Although I have a music background, I have to admit I really don’t follow today’s music all that much. For years, after completing my Master’s Degree in Music Composition, I could not passively listen to music for the pure enjoyment. Instead, as I would listen I would be performing a mental analysis of the music. I could tell you the chord structure and progression. I could tell you what development was occurring with the original thematic material. And since film scoring was a particular interest of mine, I could even name the composer in most movies and tell you their tendencies.
That was then. This is now.
Over the weekend, I heard an interview with a man who has won several Grammy Awards. He is a producer, singer, song writer and composer. His name is Pharrell Williams. He has a song out that I have heard many times called “Happy”.
As he told the story of his life he made a statement that really connected with me, and raised my appreciation of him. He said this:
“My story is the average story, you know. It was [just] filled with special people.”
How many of us can look back on our own lives and say the same thing? I know I can. I was blessed with some wonderful people in my life who were good influences and great mentors. I can name teachers, preachers, business leaders and sales leaders who each had a significantly important impact on my life.
My challenge for each of you this morning is to do two things:
Think of the people in your life (personal and professional) who had a role in the person you are today. If possible, write them a quick thank you note.

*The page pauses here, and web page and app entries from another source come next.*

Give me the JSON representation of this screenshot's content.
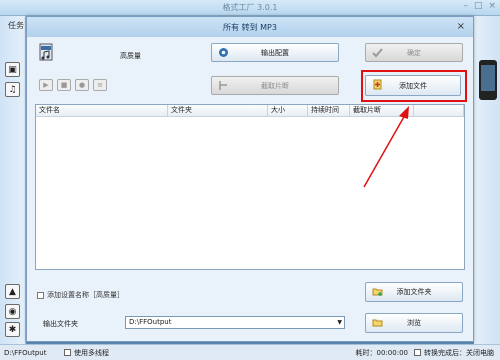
{
  "app": {
    "title": "格式工厂 3.0.1",
    "menu_label": "任务"
  },
  "dialog": {
    "title": "所有 转到 MP3",
    "close_glyph": "×",
    "quality_label": "高质量",
    "buttons": {
      "output_config": "输出配置",
      "ok": "确定",
      "clip": "截取片断",
      "add_file": "添加文件",
      "add_folder": "添加文件夹",
      "browse": "浏览"
    },
    "table_headers": [
      "文件名",
      "文件夹",
      "大小",
      "持续时间",
      "截取片断"
    ],
    "add_setting_name_label": "添加设置名称［高质量］",
    "output_folder_label": "输出文件夹",
    "output_folder_value": "D:\\FFOutput"
  },
  "status": {
    "path": "D:\\FFOutput",
    "multithread_label": "使用多线程",
    "elapsed": "耗时：00:00:00",
    "after_convert": "转换完成后：关闭电脑"
  },
  "colors": {
    "highlight": "#e01010",
    "accent": "#b2d1ec"
  },
  "icons": [
    "mp3-icon",
    "gear-icon",
    "check-icon",
    "add-file-icon",
    "add-folder-icon",
    "folder-icon",
    "dropdown-icon"
  ]
}
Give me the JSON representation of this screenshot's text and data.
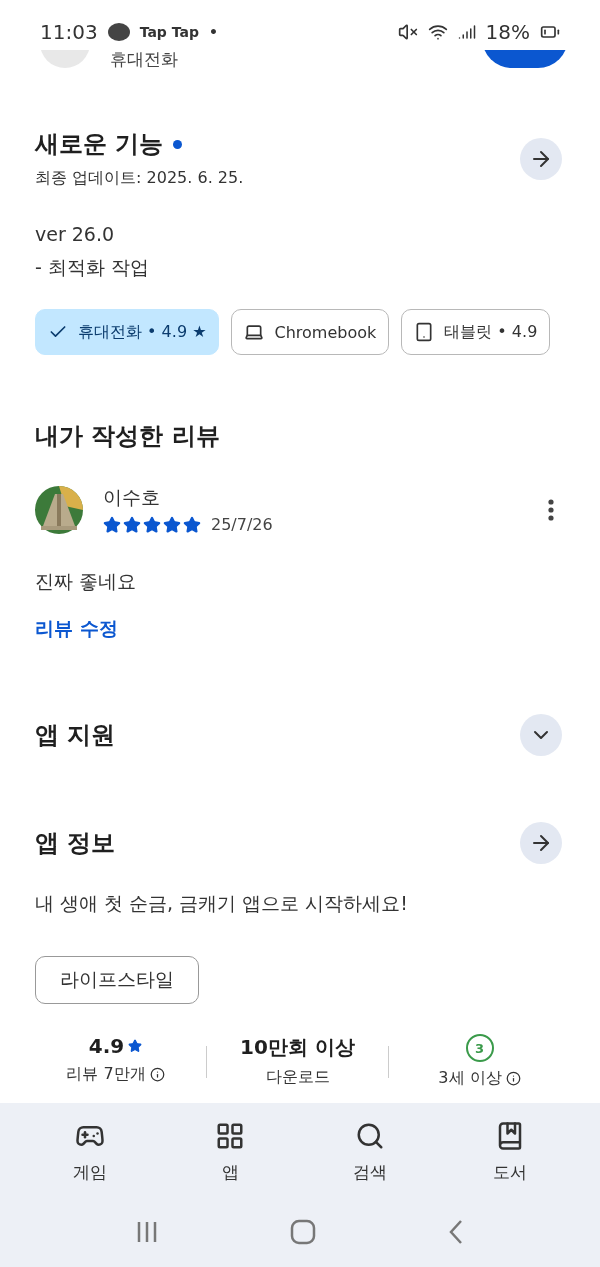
{
  "status_bar": {
    "time": "11:03",
    "notifications": [
      "Tap Tap",
      "•"
    ],
    "battery": "18%"
  },
  "partial_header": {
    "subtitle": "휴대전화"
  },
  "whats_new": {
    "title": "새로운 기능",
    "dot": true,
    "date": "최종 업데이트: 2025. 6. 25.",
    "lines": [
      "ver 26.0",
      "- 최적화 작업"
    ]
  },
  "device_chips": [
    {
      "label": "휴대전화 • 4.9 ★",
      "selected": true
    },
    {
      "kind": "laptop",
      "label": "Chromebook",
      "selected": false
    },
    {
      "kind": "tablet",
      "label": "태블릿 • 4.9",
      "selected": false
    }
  ],
  "my_review": {
    "title": "내가 작성한 리뷰",
    "author": "이수호",
    "stars": 5,
    "date": "25/7/26",
    "text": "진짜 좋네요",
    "edit_link": "리뷰 수정"
  },
  "app_support": {
    "title": "앱 지원",
    "expanded": false
  },
  "app_info": {
    "title": "앱 정보",
    "description": "내 생애 첫 순금, 금캐기 앱으로 시작하세요!",
    "category": "라이프스타일"
  },
  "stats": [
    {
      "kind": "rating",
      "value": "4.9",
      "label": "리뷰 7만개",
      "info": true
    },
    {
      "kind": "text",
      "value": "10만회 이상",
      "label": "다운로드",
      "info": false
    },
    {
      "kind": "age",
      "value": "3",
      "label": "3세 이상",
      "info": true
    }
  ],
  "bottom_nav": [
    {
      "kind": "games",
      "label": "게임",
      "selected": false
    },
    {
      "kind": "apps",
      "label": "앱",
      "selected": false
    },
    {
      "kind": "search",
      "label": "검색",
      "selected": false
    },
    {
      "kind": "books",
      "label": "도서",
      "selected": false
    }
  ]
}
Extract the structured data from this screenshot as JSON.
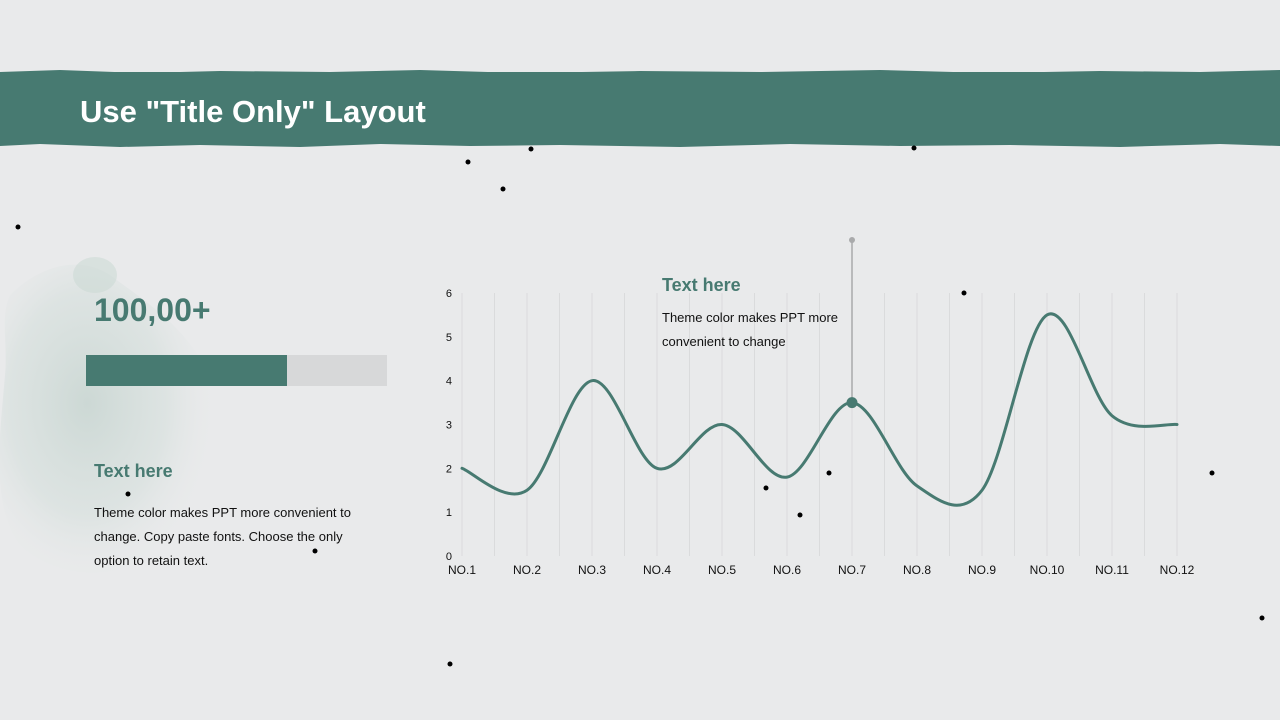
{
  "slide": {
    "title": "Use \"Title Only\" Layout"
  },
  "left_panel": {
    "big_number": "100,00+",
    "progress_fraction": 0.667,
    "heading": "Text here",
    "body": "Theme color makes PPT more convenient  to change. Copy paste fonts. Choose the only option to retain text."
  },
  "chart_callout": {
    "heading": "Text here",
    "body": "Theme color makes PPT more convenient  to change"
  },
  "colors": {
    "accent": "#477a71",
    "background": "#e9eaeb",
    "track": "#d7d8d9"
  },
  "chart_data": {
    "type": "line",
    "smooth": true,
    "categories": [
      "NO.1",
      "NO.2",
      "NO.3",
      "NO.4",
      "NO.5",
      "NO.6",
      "NO.7",
      "NO.8",
      "NO.9",
      "NO.10",
      "NO.11",
      "NO.12"
    ],
    "values": [
      2,
      1.5,
      4,
      2,
      3,
      1.8,
      3.5,
      1.6,
      1.5,
      5.5,
      3.2,
      3
    ],
    "yticks": [
      0,
      1,
      2,
      3,
      4,
      5,
      6
    ],
    "ylim": [
      0,
      6
    ],
    "grid": "vertical",
    "highlight_index": 6,
    "title": "",
    "xlabel": "",
    "ylabel": ""
  }
}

It doesn’t have to be much – just a quick note to let them know that your life is better because they were a part of it.
- Commit to being a person of positive impact for those in your life now. Be the kind of sales leader and life leader that will come to mind for others, when asked who were the major influences for good in their life.
One more final quote from Pharrell Williams this morning:
“It can’t be all you. Just like you need air to fly a kite, it’s not the kite. It’s the air.”
My personal thought is that it takes both.
Go fly a kite – be the air to your team this week.
Have you seen sales leaders who were the kite’s weight instead of its air? What do you do that makes you different to your team?